The Guardian first reported last week that bin Salman had covertly stolen data from the Amazon CEO's phone after sending an unsolicited video that contained a malicious file in 2018.
The hack on Bezos' phone is believed to have happen after the two men exchanged friendly messages on WhatsApp on May 1, 2018, weeks after they had met at a dinner in Los Angeles while the prince was in the US on official business.
Bezos' team began investigating his phone in January 2019 after The National Enquirer published a story about him having an affair.
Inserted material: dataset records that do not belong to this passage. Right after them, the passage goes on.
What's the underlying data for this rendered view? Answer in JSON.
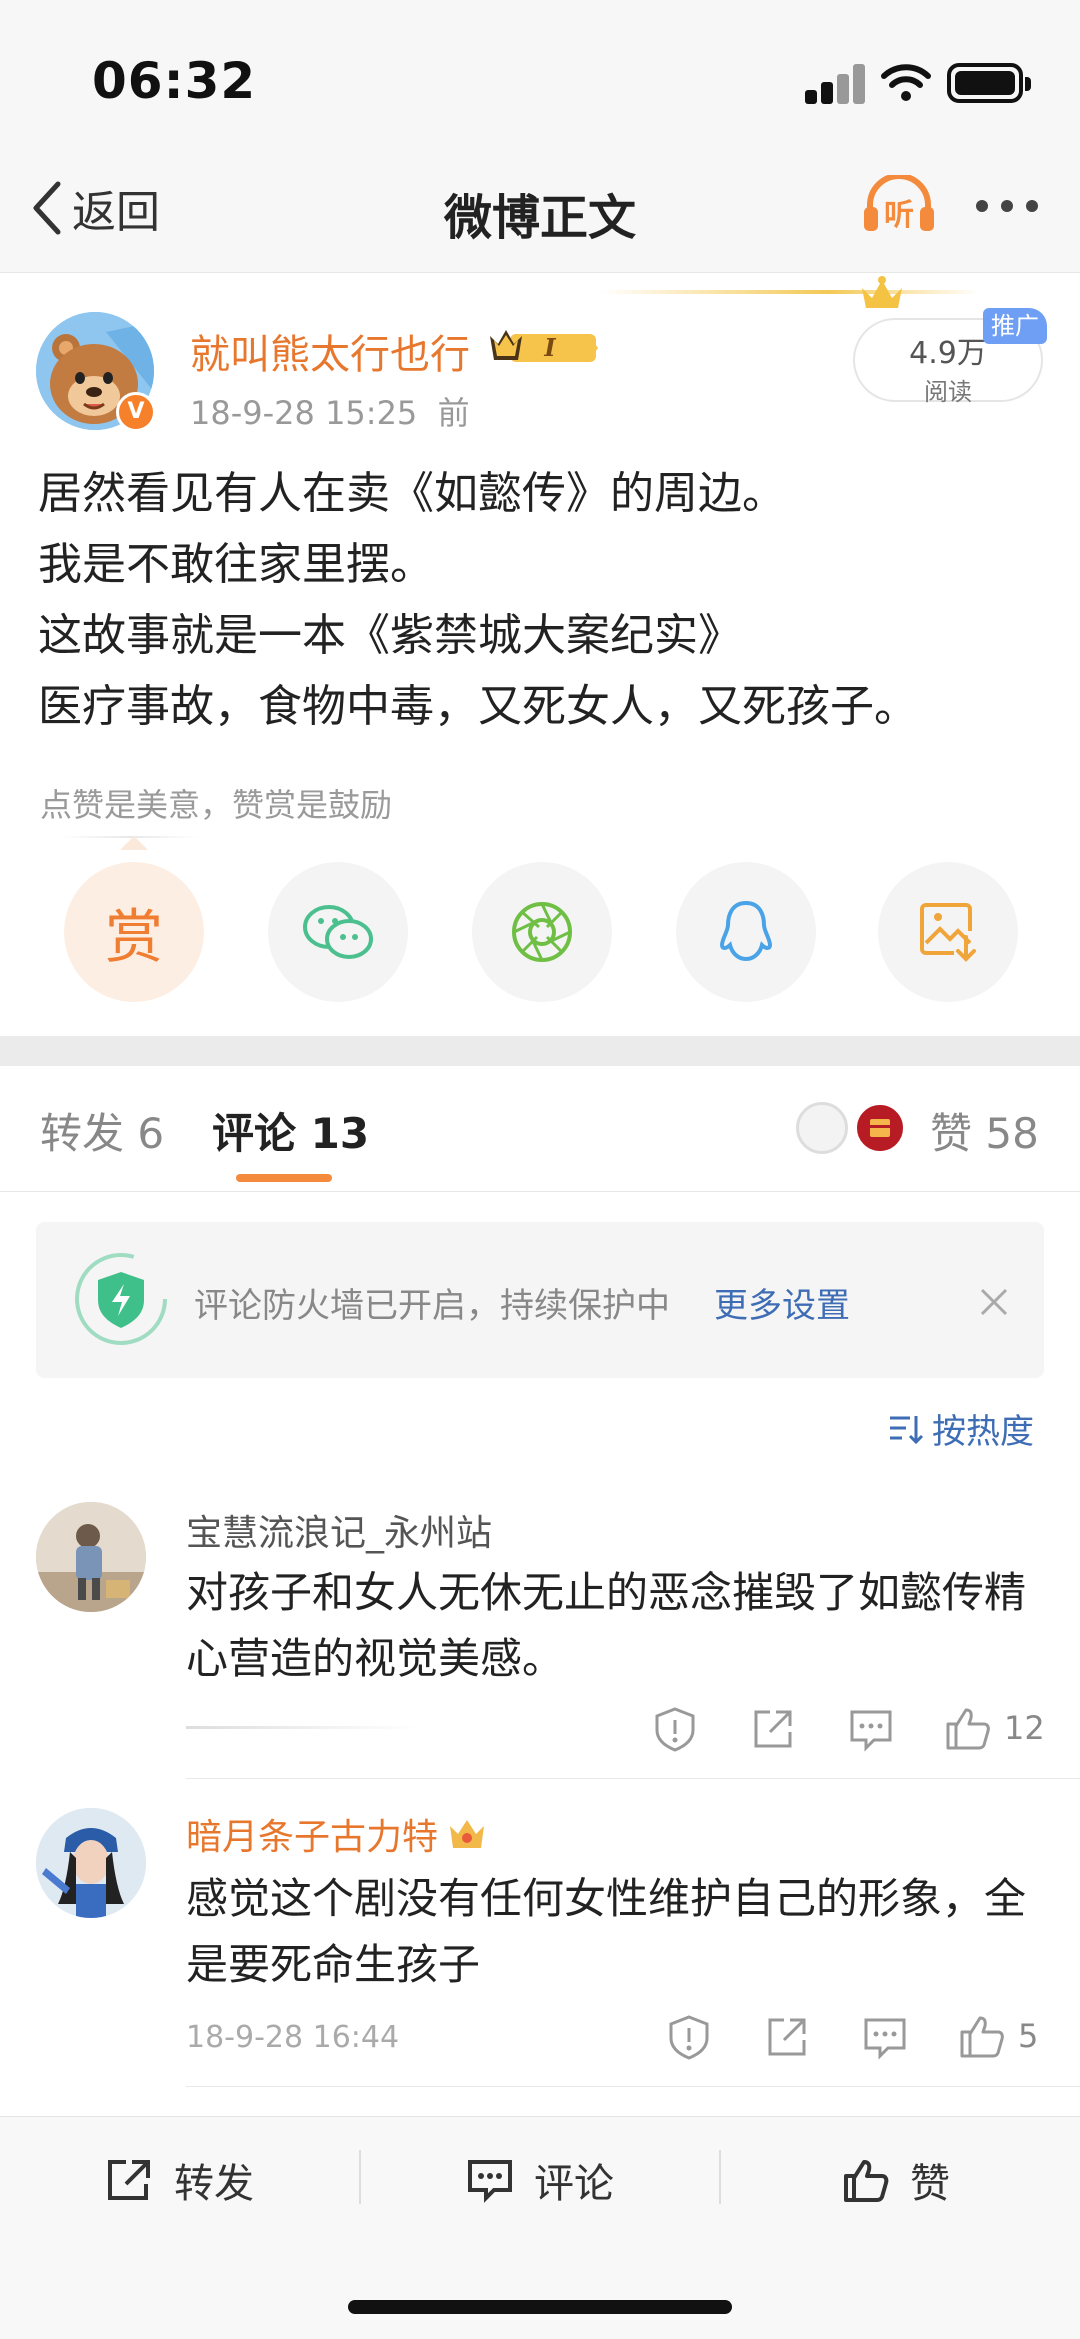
{
  "status": {
    "time": "06:32"
  },
  "nav": {
    "back_label": "返回",
    "title": "微博正文"
  },
  "post": {
    "author": "就叫熊太行也行",
    "vip_level": "I",
    "timestamp": "18-9-28 15:25",
    "timestamp_suffix": "前",
    "read_count": "4.9万",
    "read_label": "阅读",
    "promo_label": "推广",
    "lines": [
      "居然看见有人在卖《如懿传》的周边。",
      "我是不敢往家里摆。",
      "这故事就是一本《紫禁城大案纪实》",
      "医疗事故，食物中毒，又死女人，又死孩子。"
    ],
    "reward_hint": "点赞是美意，赞赏是鼓励",
    "reward_label": "赏"
  },
  "tabs": {
    "repost": "转发 6",
    "comment": "评论 13",
    "likes": "赞 58"
  },
  "firewall": {
    "text": "评论防火墙已开启，持续保护中",
    "link": "更多设置"
  },
  "sort_label": "按热度",
  "comments": [
    {
      "user": "宝慧流浪记_永州站",
      "text": "对孩子和女人无休无止的恶念摧毁了如懿传精心营造的视觉美感。",
      "time": "",
      "likes": "12"
    },
    {
      "user": "暗月条子古力特",
      "text": "感觉这个剧没有任何女性维护自己的形象，全是要死命生孩子",
      "time": "18-9-28 16:44",
      "likes": "5"
    }
  ],
  "bottom": {
    "repost": "转发",
    "comment": "评论",
    "like": "赞"
  },
  "colors": {
    "accent": "#e8772e",
    "link": "#3e6db5",
    "tab_underline": "#f38a3c"
  }
}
After the accusation Bezos accused the tabloid's parent company, American Media Inc., of blackmailing him by threatening to publish his nude images.
The Saudi government has called the report "absurd" and called for an investigation into the claims.
But according to the Financial Times, several security flaws were found in the popular messaging service last year, touting the possibility that these vulnerabilities were left unnoticed for some time, which may have facilitated the high-profile hack of Bezos' phone.
Data from the US National Vulnerabilities Database, seen by the FT, WhatsApp disclosed 12 vulnerabilities last year, including seven that were classified as "critical."
It added that the number of reported vulnerabilities was significantly higher than the in previous years, when only one or two security reports were made.
Facebook, which acquired WhatsApp in 2014, has since tried to pin Bezos' hack on Apple's operating system.
Facebook's Vice President of Global Affairs and Communications Nick Clegg told the BBC last week that a hack on Bezos' phone wasn't the WhatsApp's fault because the messaging app features end-to-end encryption of its conversations.
Still, experts told the FT that news of the vulnerabilities likely pointed to them existing for some time/.
"The fact that they found . . . serious vulnerabilities in 2019 but didn't find them before doesn't mean they just appeared," Marc Rogers, vice-president of cyber security at Okta told the FT.
"Many of those were likely sitting in there all that time, and there's a very high chance they were being [exploited]."
Rogers added that the high number of vulnerabilities were likely discovered because "someone is suddenly paying attention because they are scared."